■ Task prompt ■
Print the data in full, exactly as it reads.

■ Input material ■
.....

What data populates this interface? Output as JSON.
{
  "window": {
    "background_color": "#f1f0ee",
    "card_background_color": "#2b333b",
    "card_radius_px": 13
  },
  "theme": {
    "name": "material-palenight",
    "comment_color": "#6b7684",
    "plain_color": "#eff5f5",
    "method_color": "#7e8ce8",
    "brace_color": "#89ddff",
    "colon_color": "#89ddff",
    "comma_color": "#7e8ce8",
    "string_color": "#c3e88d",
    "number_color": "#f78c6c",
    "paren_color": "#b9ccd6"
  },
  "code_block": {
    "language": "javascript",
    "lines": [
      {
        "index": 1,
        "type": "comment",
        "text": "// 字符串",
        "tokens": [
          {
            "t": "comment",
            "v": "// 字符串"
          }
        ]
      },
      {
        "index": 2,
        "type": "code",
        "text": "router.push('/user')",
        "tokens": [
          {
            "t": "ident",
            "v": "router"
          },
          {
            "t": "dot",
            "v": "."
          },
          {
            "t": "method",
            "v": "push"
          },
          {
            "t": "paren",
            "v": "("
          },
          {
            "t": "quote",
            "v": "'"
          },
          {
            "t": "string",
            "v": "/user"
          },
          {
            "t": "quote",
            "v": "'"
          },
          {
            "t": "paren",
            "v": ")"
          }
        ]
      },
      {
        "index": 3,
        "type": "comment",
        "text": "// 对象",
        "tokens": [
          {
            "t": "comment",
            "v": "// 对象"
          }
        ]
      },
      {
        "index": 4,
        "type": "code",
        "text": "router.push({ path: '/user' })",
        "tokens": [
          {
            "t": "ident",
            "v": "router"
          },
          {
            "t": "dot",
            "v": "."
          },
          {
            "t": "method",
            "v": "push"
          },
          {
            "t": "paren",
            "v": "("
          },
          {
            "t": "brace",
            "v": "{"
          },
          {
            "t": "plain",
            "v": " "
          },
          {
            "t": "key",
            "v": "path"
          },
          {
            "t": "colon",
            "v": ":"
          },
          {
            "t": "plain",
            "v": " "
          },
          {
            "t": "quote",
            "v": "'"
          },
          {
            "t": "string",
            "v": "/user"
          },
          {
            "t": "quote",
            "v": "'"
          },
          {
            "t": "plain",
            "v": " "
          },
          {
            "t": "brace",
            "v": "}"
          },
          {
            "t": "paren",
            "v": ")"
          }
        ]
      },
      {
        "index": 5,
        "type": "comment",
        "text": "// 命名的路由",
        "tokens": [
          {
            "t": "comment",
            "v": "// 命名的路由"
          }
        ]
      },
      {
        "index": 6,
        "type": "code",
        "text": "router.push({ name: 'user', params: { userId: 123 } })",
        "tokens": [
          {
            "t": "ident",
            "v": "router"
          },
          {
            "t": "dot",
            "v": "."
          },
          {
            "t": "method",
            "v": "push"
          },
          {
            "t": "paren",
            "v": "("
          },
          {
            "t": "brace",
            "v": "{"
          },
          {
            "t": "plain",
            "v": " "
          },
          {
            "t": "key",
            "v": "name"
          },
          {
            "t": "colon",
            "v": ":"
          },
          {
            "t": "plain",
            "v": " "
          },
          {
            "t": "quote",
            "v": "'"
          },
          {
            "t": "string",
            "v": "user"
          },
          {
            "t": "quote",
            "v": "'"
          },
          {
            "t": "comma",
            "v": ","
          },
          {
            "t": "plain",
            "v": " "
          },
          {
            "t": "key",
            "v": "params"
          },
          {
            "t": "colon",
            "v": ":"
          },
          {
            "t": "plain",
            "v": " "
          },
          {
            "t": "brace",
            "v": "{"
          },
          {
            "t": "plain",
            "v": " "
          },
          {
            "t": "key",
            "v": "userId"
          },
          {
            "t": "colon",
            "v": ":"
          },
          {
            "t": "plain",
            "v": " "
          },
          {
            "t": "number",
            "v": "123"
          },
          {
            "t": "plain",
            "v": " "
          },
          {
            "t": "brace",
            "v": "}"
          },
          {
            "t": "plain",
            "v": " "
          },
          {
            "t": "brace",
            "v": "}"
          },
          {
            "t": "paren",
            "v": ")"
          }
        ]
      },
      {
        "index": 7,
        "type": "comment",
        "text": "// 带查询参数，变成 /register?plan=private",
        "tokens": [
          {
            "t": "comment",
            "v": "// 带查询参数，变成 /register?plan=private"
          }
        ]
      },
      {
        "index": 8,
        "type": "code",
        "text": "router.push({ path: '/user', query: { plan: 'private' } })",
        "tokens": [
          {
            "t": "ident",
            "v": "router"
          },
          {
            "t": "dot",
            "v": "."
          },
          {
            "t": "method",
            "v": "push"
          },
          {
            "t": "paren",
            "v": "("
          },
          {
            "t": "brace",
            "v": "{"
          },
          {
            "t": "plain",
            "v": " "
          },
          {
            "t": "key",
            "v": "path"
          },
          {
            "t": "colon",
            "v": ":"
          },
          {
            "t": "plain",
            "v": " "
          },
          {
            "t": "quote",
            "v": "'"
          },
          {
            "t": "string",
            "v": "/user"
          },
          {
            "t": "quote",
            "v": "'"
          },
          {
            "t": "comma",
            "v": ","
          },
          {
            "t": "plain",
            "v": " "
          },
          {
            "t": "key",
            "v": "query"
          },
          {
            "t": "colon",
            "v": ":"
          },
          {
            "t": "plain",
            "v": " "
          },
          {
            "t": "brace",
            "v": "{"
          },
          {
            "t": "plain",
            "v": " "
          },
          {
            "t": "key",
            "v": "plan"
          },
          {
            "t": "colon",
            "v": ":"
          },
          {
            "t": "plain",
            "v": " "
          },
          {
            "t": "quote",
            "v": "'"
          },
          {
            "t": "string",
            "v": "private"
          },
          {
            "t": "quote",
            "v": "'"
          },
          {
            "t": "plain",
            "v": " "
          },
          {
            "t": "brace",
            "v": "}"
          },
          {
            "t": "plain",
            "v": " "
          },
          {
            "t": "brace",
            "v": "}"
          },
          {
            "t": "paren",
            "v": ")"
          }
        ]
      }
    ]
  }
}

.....

■ Task answer ■
What data populates this interface? Output as JSON.
{
  "window": {
    "background_color": "#f1f0ee",
    "card_background_color": "#2b333b",
    "card_radius_px": 13
  },
  "theme": {
    "name": "material-palenight",
    "comment_color": "#6b7684",
    "plain_color": "#eff5f5",
    "method_color": "#7e8ce8",
    "brace_color": "#89ddff",
    "colon_color": "#89ddff",
    "comma_color": "#7e8ce8",
    "string_color": "#c3e88d",
    "number_color": "#f78c6c",
    "paren_color": "#b9ccd6"
  },
  "code_block": {
    "language": "javascript",
    "lines": [
      {
        "index": 1,
        "type": "comment",
        "text": "// 字符串",
        "tokens": [
          {
            "t": "comment",
            "v": "// 字符串"
          }
        ]
      },
      {
        "index": 2,
        "type": "code",
        "text": "router.push('/user')",
        "tokens": [
          {
            "t": "ident",
            "v": "router"
          },
          {
            "t": "dot",
            "v": "."
          },
          {
            "t": "method",
            "v": "push"
          },
          {
            "t": "paren",
            "v": "("
          },
          {
            "t": "quote",
            "v": "'"
          },
          {
            "t": "string",
            "v": "/user"
          },
          {
            "t": "quote",
            "v": "'"
          },
          {
            "t": "paren",
            "v": ")"
          }
        ]
      },
      {
        "index": 3,
        "type": "comment",
        "text": "// 对象",
        "tokens": [
          {
            "t": "comment",
            "v": "// 对象"
          }
        ]
      },
      {
        "index": 4,
        "type": "code",
        "text": "router.push({ path: '/user' })",
        "tokens": [
          {
            "t": "ident",
            "v": "router"
          },
          {
            "t": "dot",
            "v": "."
          },
          {
            "t": "method",
            "v": "push"
          },
          {
            "t": "paren",
            "v": "("
          },
          {
            "t": "brace",
            "v": "{"
          },
          {
            "t": "plain",
            "v": " "
          },
          {
            "t": "key",
            "v": "path"
          },
          {
            "t": "colon",
            "v": ":"
          },
          {
            "t": "plain",
            "v": " "
          },
          {
            "t": "quote",
            "v": "'"
          },
          {
            "t": "string",
            "v": "/user"
          },
          {
            "t": "quote",
            "v": "'"
          },
          {
            "t": "plain",
            "v": " "
          },
          {
            "t": "brace",
            "v": "}"
          },
          {
            "t": "paren",
            "v": ")"
          }
        ]
      },
      {
        "index": 5,
        "type": "comment",
        "text": "// 命名的路由",
        "tokens": [
          {
            "t": "comment",
            "v": "// 命名的路由"
          }
        ]
      },
      {
        "index": 6,
        "type": "code",
        "text": "router.push({ name: 'user', params: { userId: 123 } })",
        "tokens": [
          {
            "t": "ident",
            "v": "router"
          },
          {
            "t": "dot",
            "v": "."
          },
          {
            "t": "method",
            "v": "push"
          },
          {
            "t": "paren",
            "v": "("
          },
          {
            "t": "brace",
            "v": "{"
          },
          {
            "t": "plain",
            "v": " "
          },
          {
            "t": "key",
            "v": "name"
          },
          {
            "t": "colon",
            "v": ":"
          },
          {
            "t": "plain",
            "v": " "
          },
          {
            "t": "quote",
            "v": "'"
          },
          {
            "t": "string",
            "v": "user"
          },
          {
            "t": "quote",
            "v": "'"
          },
          {
            "t": "comma",
            "v": ","
          },
          {
            "t": "plain",
            "v": " "
          },
          {
            "t": "key",
            "v": "params"
          },
          {
            "t": "colon",
            "v": ":"
          },
          {
            "t": "plain",
            "v": " "
          },
          {
            "t": "brace",
            "v": "{"
          },
          {
            "t": "plain",
            "v": " "
          },
          {
            "t": "key",
            "v": "userId"
          },
          {
            "t": "colon",
            "v": ":"
          },
          {
            "t": "plain",
            "v": " "
          },
          {
            "t": "number",
            "v": "123"
          },
          {
            "t": "plain",
            "v": " "
          },
          {
            "t": "brace",
            "v": "}"
          },
          {
            "t": "plain",
            "v": " "
          },
          {
            "t": "brace",
            "v": "}"
          },
          {
            "t": "paren",
            "v": ")"
          }
        ]
      },
      {
        "index": 7,
        "type": "comment",
        "text": "// 带查询参数，变成 /register?plan=private",
        "tokens": [
          {
            "t": "comment",
            "v": "// 带查询参数，变成 /register?plan=private"
          }
        ]
      },
      {
        "index": 8,
        "type": "code",
        "text": "router.push({ path: '/user', query: { plan: 'private' } })",
        "tokens": [
          {
            "t": "ident",
            "v": "router"
          },
          {
            "t": "dot",
            "v": "."
          },
          {
            "t": "method",
            "v": "push"
          },
          {
            "t": "paren",
            "v": "("
          },
          {
            "t": "brace",
            "v": "{"
          },
          {
            "t": "plain",
            "v": " "
          },
          {
            "t": "key",
            "v": "path"
          },
          {
            "t": "colon",
            "v": ":"
          },
          {
            "t": "plain",
            "v": " "
          },
          {
            "t": "quote",
            "v": "'"
          },
          {
            "t": "string",
            "v": "/user"
          },
          {
            "t": "quote",
            "v": "'"
          },
          {
            "t": "comma",
            "v": ","
          },
          {
            "t": "plain",
            "v": " "
          },
          {
            "t": "key",
            "v": "query"
          },
          {
            "t": "colon",
            "v": ":"
          },
          {
            "t": "plain",
            "v": " "
          },
          {
            "t": "brace",
            "v": "{"
          },
          {
            "t": "plain",
            "v": " "
          },
          {
            "t": "key",
            "v": "plan"
          },
          {
            "t": "colon",
            "v": ":"
          },
          {
            "t": "plain",
            "v": " "
          },
          {
            "t": "quote",
            "v": "'"
          },
          {
            "t": "string",
            "v": "private"
          },
          {
            "t": "quote",
            "v": "'"
          },
          {
            "t": "plain",
            "v": " "
          },
          {
            "t": "brace",
            "v": "}"
          },
          {
            "t": "plain",
            "v": " "
          },
          {
            "t": "brace",
            "v": "}"
          },
          {
            "t": "paren",
            "v": ")"
          }
        ]
      }
    ]
  }
}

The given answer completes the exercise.